Peter Morrell enjoys the food, the service and the atmosphere at this iconic Michelin starred restaurant
In London restaurants come and, as fashions change, restaurants go. To be truly enduring and popular the establishment must offer the basic elements of classic dishes with modern twists, attentive service and comfortable and relaxed surroundings. If the proof of the pudding is in the eating then the well established Pied à Terre in London’s Charlotte Street fits the bill perfectly
Started by David Moore 27 years ago in 1991 Pied à Terre won its first Michelin star thirteen months after opening and has retained the accolade ever since.
My wife and I recently dined at the restaurant. First impressions were good, the staff are all very friendly and we were soon settled in. We chose the slightly busier room at the rear to dine in. The décor is intimate and quietly sophisticated and the smart fellow diners gave the restaurant an upbeat atmosphere.
As we perused the menu we sipped a glass of cava and savoured three delicate amuse-bouches, the most notable being scrambled egg with feta in the shell. These were accompanied by three delicious home made breads – granary, Marmite bread (we both loved it) and a buttery brioche.
The are a number of menu options, a la carte and tasting menus for carnivores and vegetarian, a vegan menu and a special menu where you let the chef decide. We chose the standard a la carte which offered a starter and a main course for £65.
The menu is short but every dish looked attractive and there were vegetarian options. Scallops and quail were our final selection as starters.
My wife and I shared both dishes, the Scottish scallops were served as a ceviche with Minus 8 vinegar from Canada, kale, crispy quinoa and kohlrabi. The freshness of the seafood shone through and we both enjoyed the kale balls with quinoa.
The quail was presented under a dome of sweet smelling wood smoke, it’s Pied à Terre’s signature starter. It was served medium rare, very tender and packed with flavour. It was partnered with celeriac,autumn truffle, hazelnut and confit egg yolk.
Both of these starters had an elegance about them with a clever combination of tastes and texture.
We did manage to sneak in an entree course, pickled sardines with cucumber, a fresh and satisfying pairing with lots of natural flavours was the first. The second was chalk stream trout raviolo with king oyster, ceps and horseradish vin jaune, We shared both and liked the inventive mix of interesting ingredients.
For mains we had selected halibut poached at 53° and the 120 days old St Brides chicken. The fish, was light with subtle flavours. It was served with spinach, scottish langoustine, a blanquette of langoustine and belper knolle, an unpasteurised Swiss cow’s cheese. This was an outstanding dish with very precise tastes.
The chicken had equal merit, it was flavourful and complemented with Roscoff onion, liquorice, pommes soufflées, grilled leeks and autumn truffle jus. The final ingredient adding a seasonal depth to the dish.

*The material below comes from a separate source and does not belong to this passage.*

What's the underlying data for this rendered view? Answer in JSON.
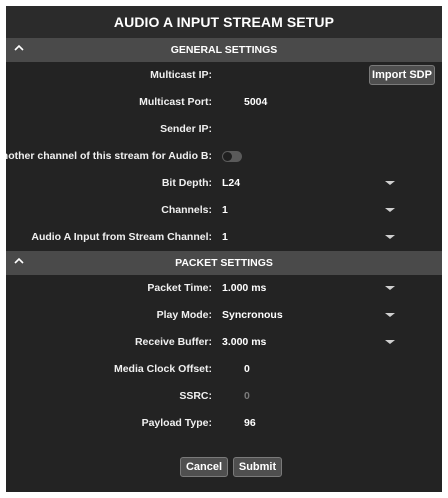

There is a very good wine list that will suit every pocket and a number are served my the glass. As we had ordered such a wide array of dishes featuring both meat and fish we asked the sommelier for guidance.
Establishing that aromatic whites like viognier and sauvignon blanc were our preference he recommended a wine I would have missed. It was Hungarian and produced by Frittmann, made with the aromatic cserszegi fűszeres grape. It paired well with the food. The bouquet had strong aromas of white peach, pears and apple. These were joined on the palate by fragrant floral flavours, the acidity was well balanced which particularly suited the fish and the finish was bright and lively.
At this point in the meal we were full but the desserts all looked very tempting. There were indulgent stand-outs like rhum baba with Diplomatico reserva dark rum, guanaja chocolate indulgence with duce de leche and spiced red wine apples with banana cinnamon cake. If your tastes are more savoury then there was a good cheeseboard with a range of fortified wines including ports and madeiras.
After the meal I spoke with energetic executive chef Asimakis Chaniotis who about a year ago confidently picked up the baton of the many well respected chefs who have gone before him. Asimakis has brought his own style and flair to the food which we enjoyed so much. He holds the distinctions of being the first Greek chef to be given a Michelin star outside Greece and the youngest holder of the award in London.
We enjoyed the entire dining experience at Pied à Terre and there was a great sense of occasion about the meal. The innovative food, the friendly and attentive service and the sophisticated surroundings all added up to a unique dining experience. Here’s to the next 27 years,
A final point, Pied à Terre has consistently been cited as offering the best value lunch at a Michelin starred restaurant in London. So if you are in town for the day this would be the ideal spot to relax between shopping sessions.
Pied à Terre
34 Charlotte St
London W1T 2NH
020 7636 1178